Ahead of a scholarly panel discussion on her new book, Advanced Introduction to US Civil Liberties, Ruth Bader Ginsburg Professor of Law Susan Herman shared some insights on the topic, including why she is hopeful.

Why did you write your latest book and what do you hope readers will take away from it?
I wrote this book because I wanted to share what I learned from spending over three decades on the American Civil Liberties Union (ACLU) Board of Directors, including 12 years as president, and four decades teaching about the U.S. Constitution.

I hope that readers will take away an appreciation for how civil liberties came to be recognized in the U.S. during the 20th century and how it has come to pass that we are now losing so much of what our predecessors struggled to win. The opening line of the book is a quote from the ACLU’s first executive director, Roger Baldwin, who frequently remarked that no civil liberties battle ever remains won. I would like readers to see the history of civil liberties as involving pendulum swings, and to engage with the question of how we can get the pendulum to swing back in the direction of liberty and equality.

Elgar Press, which invited me to write this book as part of a series, is based in the United Kingdom, so I also wanted to make the uniquely American history and construction of civil liberties accessible to a non-American audience.

What do you anticipate the hot topics will be when civil libertarians gather for your book talk this fall?
I’m very excited about the panelists who have agreed to take part on Oct. 13 in what I think will be an important conversation about the future of civil liberties: Erwin Chemerinsky, dean of Berkeley Law School and celebrated author, speaker, and litigator; Ellis Cose, a stellar journalist who wrote the history of the ACLU for its centennial celebration in 2020 (Democracy, If We Can Keep It: The ACLU’s 100-Year Fight for Rights in America); Anthony Romero, the brilliant executive director of the ACLU since 2001 (he started the job one week before 9/11), who has led the organization’s opposition to terrible ideas ranging from Guantanamo to voter suppression to the Trump administration’s family separation policies; and Nadine Strossen, my fabulous predecessor, who during and after her time at the ACLU has been an eloquent and ardent defender of fundamental civil liberties principles, including the freedom of speech at a time when free speech has been under siege from so many directions.

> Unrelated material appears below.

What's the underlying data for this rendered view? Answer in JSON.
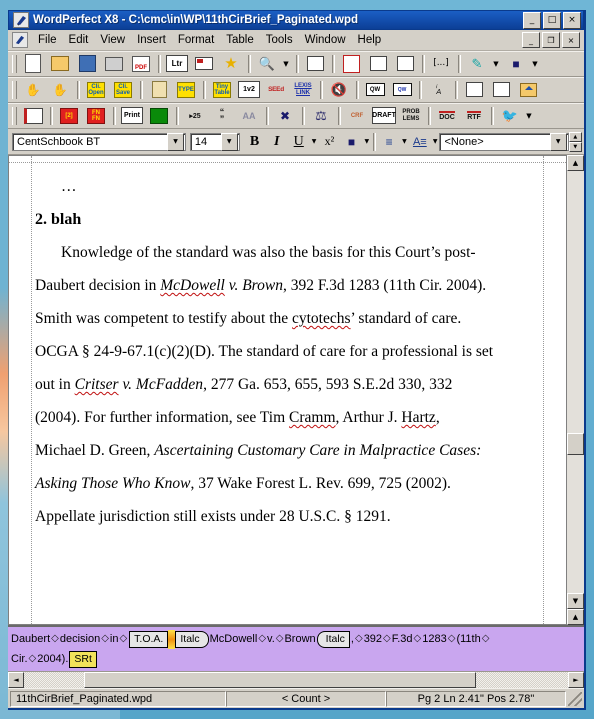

Susan Herman smiling for a picture
I have invited these panelists to talk about their concerns, hopes, and strategies for the future of civil liberties. Using my book as prologue, they will discuss general themes–such as what lessons we should take from civil liberties challenges and crises in the past—and will probably also focus on whatever civil liberties issues each of them has been thinking about. I expect that threats to our First Amendment freedoms—freedom of speech, press, and assembly—as well as the Establishment Clause will be featured prominently, as threats to those liberties are threats to our democracy itself. We’ll probably also discuss the overruling of Roe v. Wade and the future of abortion, voting rights, and equal protection of the laws. But what I am most excited about is that all of these immensely creative people will probably talk about some things that I don’t anticipate. The event recording can be found on the YouTube channel at

What constitutional issues and debates are most intriguing to you right now?
I am very much interested in all of those critical areas of civil liberties. In addition, one issue I find intriguing at present is the limited nature of our American conception of civil liberties. Our Bill of Rights is almost exclusively negative, announcing what government is not allowed to do. Government, for example, may not tell us what religion to follow, punish us for expressing an unpopular opinion, or lock us up without affording us due process.

The U.S. signed the 1948 Universal Declaration of Human Rights (UDHR), which declares the universality not only of civil and political rights like our First Amendment freedoms, but also of affirmative rights, including socioeconomic rights (to basic sustenance, housing), and a right for all to be treated with dignity—rights Eleanor Roosevelt, a leader of the UDHR project, and her husband, Franklin, saw as the next phase of American constitutional development.

The U.S. has, in many ways, been a model of liberty. But we have not figured out how to effectively serve the value of equality, added to our Constitution only after the Civil War. And the third value the French posit as fundamental—fraternity, an inspiration for the UDHR’s recognition of a right to dignity—is not on our screen at all. I’ve been thinking about what an American form of fraternity might look like and how that third value might enable us to harmonize our goals of liberty and equality.

At a time when we are in such a defensive posture about so many of our rights and freedoms, I am enjoying thinking about a more optimistic future in which our panoply of rights might actually expand rather than contract. There’s not enough space here to really explain all of this, so stay tuned for another book.